::: Exercise material
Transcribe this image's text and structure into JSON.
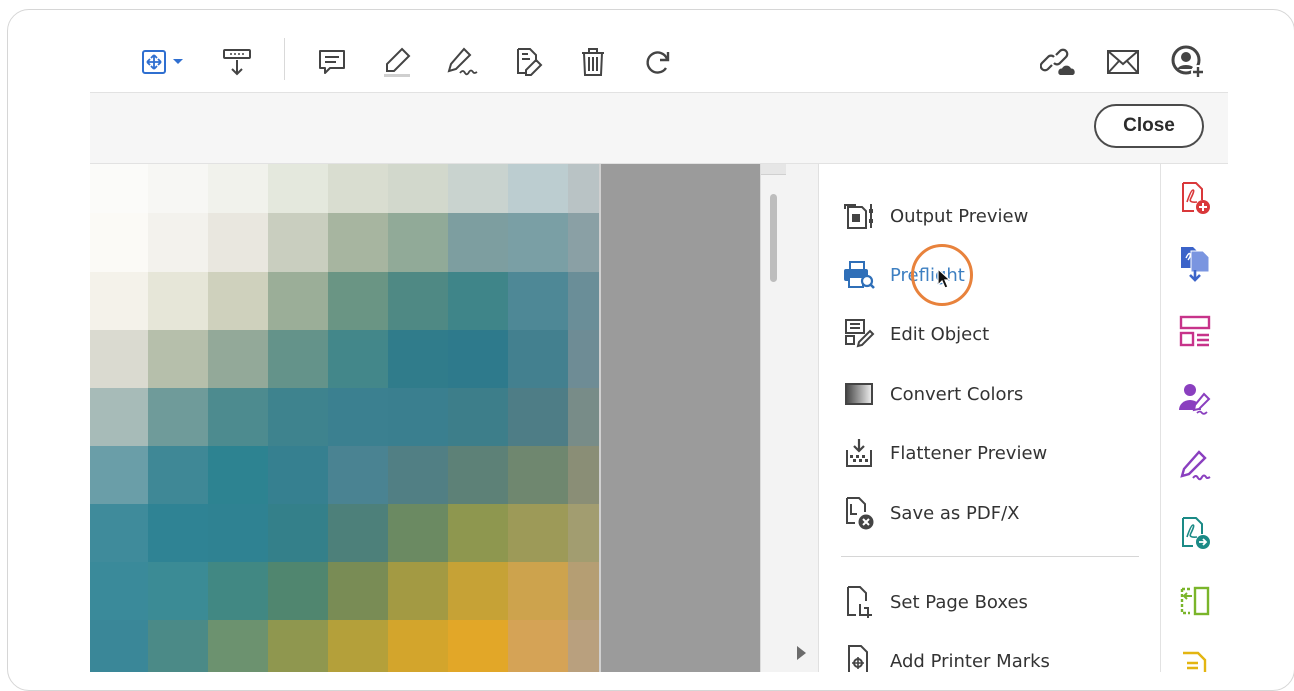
{
  "toolbar": {
    "icons": [
      "move-tool-icon",
      "chevron-down-icon",
      "download-tray-icon",
      "comment-icon",
      "highlighter-icon",
      "sign-pen-icon",
      "edit-document-icon",
      "trash-icon",
      "redo-icon",
      "link-cloud-icon",
      "mail-icon",
      "add-user-icon"
    ]
  },
  "subbar": {
    "close_label": "Close"
  },
  "tools_panel": {
    "items": [
      {
        "label": "Output Preview",
        "icon": "output-preview-icon"
      },
      {
        "label": "Preflight",
        "icon": "preflight-icon",
        "active": true
      },
      {
        "label": "Edit Object",
        "icon": "edit-object-icon"
      },
      {
        "label": "Convert Colors",
        "icon": "convert-colors-icon"
      },
      {
        "label": "Flattener Preview",
        "icon": "flattener-preview-icon"
      },
      {
        "label": "Save as PDF/X",
        "icon": "save-pdfx-icon"
      },
      {
        "label": "Set Page Boxes",
        "icon": "set-page-boxes-icon"
      },
      {
        "label": "Add Printer Marks",
        "icon": "add-printer-marks-icon"
      }
    ]
  },
  "right_rail": {
    "icons": [
      "create-pdf-icon",
      "export-pdf-icon",
      "organize-pages-icon",
      "request-signature-icon",
      "fill-sign-icon",
      "share-pdf-icon",
      "compare-icon",
      "notes-icon"
    ]
  },
  "colors": {
    "accent": "#3d7fc1",
    "cursor_ring": "#e8823c",
    "rail_red": "#d9383a",
    "rail_blue": "#3b63c9",
    "rail_magenta": "#c7338a",
    "rail_purple": "#8a3fbf",
    "rail_teal": "#1b8a86",
    "rail_green": "#7ab52a",
    "rail_yellow": "#e3b511"
  },
  "document": {
    "pixel_colors": [
      [
        "#fbfbf9",
        "#f7f7f4",
        "#f1f2ec",
        "#e4e8dd",
        "#d9ddd0",
        "#d2d8cc",
        "#c9d3cf",
        "#bccdd0",
        "#b9c3c5"
      ],
      [
        "#fbfaf6",
        "#f3f2ed",
        "#e9e7df",
        "#c9cebf",
        "#a7b5a0",
        "#91aa98",
        "#7d9ea0",
        "#7a9fa5",
        "#8aa0a5"
      ],
      [
        "#f4f2ea",
        "#e6e6d8",
        "#cfd1bd",
        "#9bae98",
        "#6a9584",
        "#4f8984",
        "#3f8589",
        "#4e8896",
        "#6a8e98"
      ],
      [
        "#dadad0",
        "#b6bfab",
        "#93a999",
        "#64938a",
        "#43878a",
        "#307c8b",
        "#2e7a8c",
        "#43808f",
        "#6e8c95"
      ],
      [
        "#a7bbb8",
        "#6f9b9a",
        "#4d8b8f",
        "#3e838e",
        "#3b8090",
        "#3a7f8f",
        "#3d7e8a",
        "#4e7d86",
        "#788c88"
      ],
      [
        "#6a9ea8",
        "#3f8896",
        "#2d8391",
        "#368090",
        "#4a8392",
        "#517f84",
        "#5d8177",
        "#6f876f",
        "#8a8e76"
      ],
      [
        "#3f8b9b",
        "#2f8394",
        "#2f8292",
        "#34808a",
        "#4d807a",
        "#6b8a62",
        "#8e974f",
        "#9d9a58",
        "#a29d70"
      ],
      [
        "#3a8a9a",
        "#3b8b95",
        "#418883",
        "#50866f",
        "#798c55",
        "#a39a43",
        "#c6a236",
        "#cda34d",
        "#b59e73"
      ],
      [
        "#3a8798",
        "#4b8a87",
        "#6c926f",
        "#8f974f",
        "#b4a03a",
        "#d3a52c",
        "#e2a728",
        "#d5a356",
        "#b9a07e"
      ]
    ]
  }
}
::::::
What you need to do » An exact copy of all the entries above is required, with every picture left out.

Output below »
Transcribe this image's text and structure into JSON.
{
  "toolbar": {
    "icons": [
      "move-tool-icon",
      "chevron-down-icon",
      "download-tray-icon",
      "comment-icon",
      "highlighter-icon",
      "sign-pen-icon",
      "edit-document-icon",
      "trash-icon",
      "redo-icon",
      "link-cloud-icon",
      "mail-icon",
      "add-user-icon"
    ]
  },
  "subbar": {
    "close_label": "Close"
  },
  "tools_panel": {
    "items": [
      {
        "label": "Output Preview",
        "icon": "output-preview-icon"
      },
      {
        "label": "Preflight",
        "icon": "preflight-icon",
        "active": true
      },
      {
        "label": "Edit Object",
        "icon": "edit-object-icon"
      },
      {
        "label": "Convert Colors",
        "icon": "convert-colors-icon"
      },
      {
        "label": "Flattener Preview",
        "icon": "flattener-preview-icon"
      },
      {
        "label": "Save as PDF/X",
        "icon": "save-pdfx-icon"
      },
      {
        "label": "Set Page Boxes",
        "icon": "set-page-boxes-icon"
      },
      {
        "label": "Add Printer Marks",
        "icon": "add-printer-marks-icon"
      }
    ]
  },
  "right_rail": {
    "icons": [
      "create-pdf-icon",
      "export-pdf-icon",
      "organize-pages-icon",
      "request-signature-icon",
      "fill-sign-icon",
      "share-pdf-icon",
      "compare-icon",
      "notes-icon"
    ]
  },
  "colors": {
    "accent": "#3d7fc1",
    "cursor_ring": "#e8823c",
    "rail_red": "#d9383a",
    "rail_blue": "#3b63c9",
    "rail_magenta": "#c7338a",
    "rail_purple": "#8a3fbf",
    "rail_teal": "#1b8a86",
    "rail_green": "#7ab52a",
    "rail_yellow": "#e3b511"
  },
  "document": {
    "pixel_colors": [
      [
        "#fbfbf9",
        "#f7f7f4",
        "#f1f2ec",
        "#e4e8dd",
        "#d9ddd0",
        "#d2d8cc",
        "#c9d3cf",
        "#bccdd0",
        "#b9c3c5"
      ],
      [
        "#fbfaf6",
        "#f3f2ed",
        "#e9e7df",
        "#c9cebf",
        "#a7b5a0",
        "#91aa98",
        "#7d9ea0",
        "#7a9fa5",
        "#8aa0a5"
      ],
      [
        "#f4f2ea",
        "#e6e6d8",
        "#cfd1bd",
        "#9bae98",
        "#6a9584",
        "#4f8984",
        "#3f8589",
        "#4e8896",
        "#6a8e98"
      ],
      [
        "#dadad0",
        "#b6bfab",
        "#93a999",
        "#64938a",
        "#43878a",
        "#307c8b",
        "#2e7a8c",
        "#43808f",
        "#6e8c95"
      ],
      [
        "#a7bbb8",
        "#6f9b9a",
        "#4d8b8f",
        "#3e838e",
        "#3b8090",
        "#3a7f8f",
        "#3d7e8a",
        "#4e7d86",
        "#788c88"
      ],
      [
        "#6a9ea8",
        "#3f8896",
        "#2d8391",
        "#368090",
        "#4a8392",
        "#517f84",
        "#5d8177",
        "#6f876f",
        "#8a8e76"
      ],
      [
        "#3f8b9b",
        "#2f8394",
        "#2f8292",
        "#34808a",
        "#4d807a",
        "#6b8a62",
        "#8e974f",
        "#9d9a58",
        "#a29d70"
      ],
      [
        "#3a8a9a",
        "#3b8b95",
        "#418883",
        "#50866f",
        "#798c55",
        "#a39a43",
        "#c6a236",
        "#cda34d",
        "#b59e73"
      ],
      [
        "#3a8798",
        "#4b8a87",
        "#6c926f",
        "#8f974f",
        "#b4a03a",
        "#d3a52c",
        "#e2a728",
        "#d5a356",
        "#b9a07e"
      ]
    ]
  }
}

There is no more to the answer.